Mueller report exceeds 300 pages, raising questions about 4-page summary

VIDEO: REUTERS
Attorney-General William Barr sent a four-page summary to Congress on Sunday, offering what he called the "principal conclusions" of Mr Robert Mueller's repert.
Attorney-General William Barr sent a four-page summary to Congress on Sunday, offering what he called the "principal conclusions" of Mr Robert Mueller's repert.PHOTO: REUTERS

WASHINGTON (NYTIMES) - The still-secret report on Russian interference in the 2016 election submitted by the special counsel, Mr Robert Mueller, last week was more than 300 pages long, according to United States officials with knowledge of it, a length that raises new questions about Attorney-General William Barr's four-page summary.

Mr Barr wrote to Congress on Sunday (March 24) offering what he called the "principal conclusions" of the report - including that Mr Mueller had not found evidence that the Trump campaign took part in a conspiracy to undermine the election.

But he had notably declined to publicly disclose its length.

The total of 300-plus pages suggests that Mr Mueller went well beyond the kind of bare-bones summary required by the Justice Department regulation governing his appointment and detailed his conclusions at length.

And it raises questions about what Mr Barr might have left out of the four dense pages he sent to Congress.

Democrats, who like all other lawmakers have not seen the report, have all but accused Mr Barr of covering up damaging information it contains.

They have specifically focused on an apparent difference between the views of Mr Barr and Mr Mueller on whether President Donald Trump obstructed justice.

 
 
 

Democrats have demanded that the Attorney-General make the full report and evidence public.

The US officials spoke anonymously because they were not authorised to discuss details of the report, entitled "Report on the Investigation into Russian Interference in the 2016 Presidential Election".

The Justice Department has continued to decline to publicly give an official page number, though a senior Justice Department official told reporters on the day it was received that the report was "comprehensive".

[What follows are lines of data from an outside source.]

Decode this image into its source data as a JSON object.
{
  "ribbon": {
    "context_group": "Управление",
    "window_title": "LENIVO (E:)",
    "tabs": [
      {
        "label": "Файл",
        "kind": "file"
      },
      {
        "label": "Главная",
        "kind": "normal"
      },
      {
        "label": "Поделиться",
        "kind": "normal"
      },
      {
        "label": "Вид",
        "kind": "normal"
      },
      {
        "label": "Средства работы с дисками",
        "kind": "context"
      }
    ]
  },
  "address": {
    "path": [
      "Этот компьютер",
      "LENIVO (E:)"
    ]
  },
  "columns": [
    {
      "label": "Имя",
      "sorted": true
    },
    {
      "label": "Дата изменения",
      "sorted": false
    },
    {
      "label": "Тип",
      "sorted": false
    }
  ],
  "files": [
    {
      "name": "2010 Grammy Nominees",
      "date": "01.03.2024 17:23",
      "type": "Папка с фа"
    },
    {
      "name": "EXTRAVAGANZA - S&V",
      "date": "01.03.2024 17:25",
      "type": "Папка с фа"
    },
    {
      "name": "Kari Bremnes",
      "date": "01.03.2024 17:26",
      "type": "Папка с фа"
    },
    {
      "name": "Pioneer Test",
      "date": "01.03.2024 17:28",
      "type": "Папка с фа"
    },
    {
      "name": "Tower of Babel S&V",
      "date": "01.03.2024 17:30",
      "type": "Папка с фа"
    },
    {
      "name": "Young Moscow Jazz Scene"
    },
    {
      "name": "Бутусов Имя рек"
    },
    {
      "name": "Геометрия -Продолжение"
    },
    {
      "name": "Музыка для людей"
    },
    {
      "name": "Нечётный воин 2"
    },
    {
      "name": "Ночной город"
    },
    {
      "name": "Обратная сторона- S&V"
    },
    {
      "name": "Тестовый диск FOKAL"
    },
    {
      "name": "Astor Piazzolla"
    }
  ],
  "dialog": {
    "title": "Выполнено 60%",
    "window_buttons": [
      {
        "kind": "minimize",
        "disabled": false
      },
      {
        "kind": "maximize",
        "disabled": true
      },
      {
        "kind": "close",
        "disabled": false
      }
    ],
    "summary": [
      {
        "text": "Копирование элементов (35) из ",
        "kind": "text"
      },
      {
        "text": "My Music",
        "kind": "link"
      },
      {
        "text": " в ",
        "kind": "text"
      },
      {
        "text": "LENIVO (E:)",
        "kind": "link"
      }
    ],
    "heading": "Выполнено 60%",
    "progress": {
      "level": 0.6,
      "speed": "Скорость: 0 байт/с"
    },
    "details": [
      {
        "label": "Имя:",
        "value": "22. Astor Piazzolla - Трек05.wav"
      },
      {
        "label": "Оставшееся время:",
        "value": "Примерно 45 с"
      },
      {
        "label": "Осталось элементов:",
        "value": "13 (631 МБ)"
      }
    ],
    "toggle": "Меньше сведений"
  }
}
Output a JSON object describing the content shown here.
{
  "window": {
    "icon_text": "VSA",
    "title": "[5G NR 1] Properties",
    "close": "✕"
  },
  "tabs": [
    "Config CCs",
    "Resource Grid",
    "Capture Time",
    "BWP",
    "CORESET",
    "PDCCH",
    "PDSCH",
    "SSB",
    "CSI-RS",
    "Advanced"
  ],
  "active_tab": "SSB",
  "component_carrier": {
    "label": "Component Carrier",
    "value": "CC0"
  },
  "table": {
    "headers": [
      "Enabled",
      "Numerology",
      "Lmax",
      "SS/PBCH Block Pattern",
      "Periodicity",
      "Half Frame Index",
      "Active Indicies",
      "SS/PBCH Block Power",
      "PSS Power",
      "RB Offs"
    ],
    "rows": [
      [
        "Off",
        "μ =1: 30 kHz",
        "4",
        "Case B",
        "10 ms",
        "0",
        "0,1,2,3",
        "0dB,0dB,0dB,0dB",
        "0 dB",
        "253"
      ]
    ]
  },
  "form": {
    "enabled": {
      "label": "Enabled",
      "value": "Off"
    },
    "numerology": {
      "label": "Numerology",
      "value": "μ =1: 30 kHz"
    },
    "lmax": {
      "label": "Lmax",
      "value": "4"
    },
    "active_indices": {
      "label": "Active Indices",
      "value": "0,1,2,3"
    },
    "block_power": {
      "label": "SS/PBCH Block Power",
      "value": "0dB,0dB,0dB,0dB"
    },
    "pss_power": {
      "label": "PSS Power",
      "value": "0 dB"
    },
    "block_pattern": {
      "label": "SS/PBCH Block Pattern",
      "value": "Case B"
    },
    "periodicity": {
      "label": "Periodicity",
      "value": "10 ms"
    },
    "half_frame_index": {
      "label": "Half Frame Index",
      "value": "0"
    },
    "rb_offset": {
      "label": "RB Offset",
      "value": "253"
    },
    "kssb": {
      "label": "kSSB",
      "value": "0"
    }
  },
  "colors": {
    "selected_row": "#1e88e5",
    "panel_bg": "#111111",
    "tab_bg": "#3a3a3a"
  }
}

Representative Jerrold Nadler of New York, chairman of the Judiciary Committee, added the description "very substantial" after talking to Mr Barr on Wednesday, although neither he nor any other member of Congress has seen it and he declined to give a page count.

Mr Andrew Napolitano, a legal analyst for Fox News and a favourite of Mr Trump, caused a stir on Wednesday when he said multiple times on the air that the report was 700 pages.

A Justice Department spokesman did not respond to a request for comment.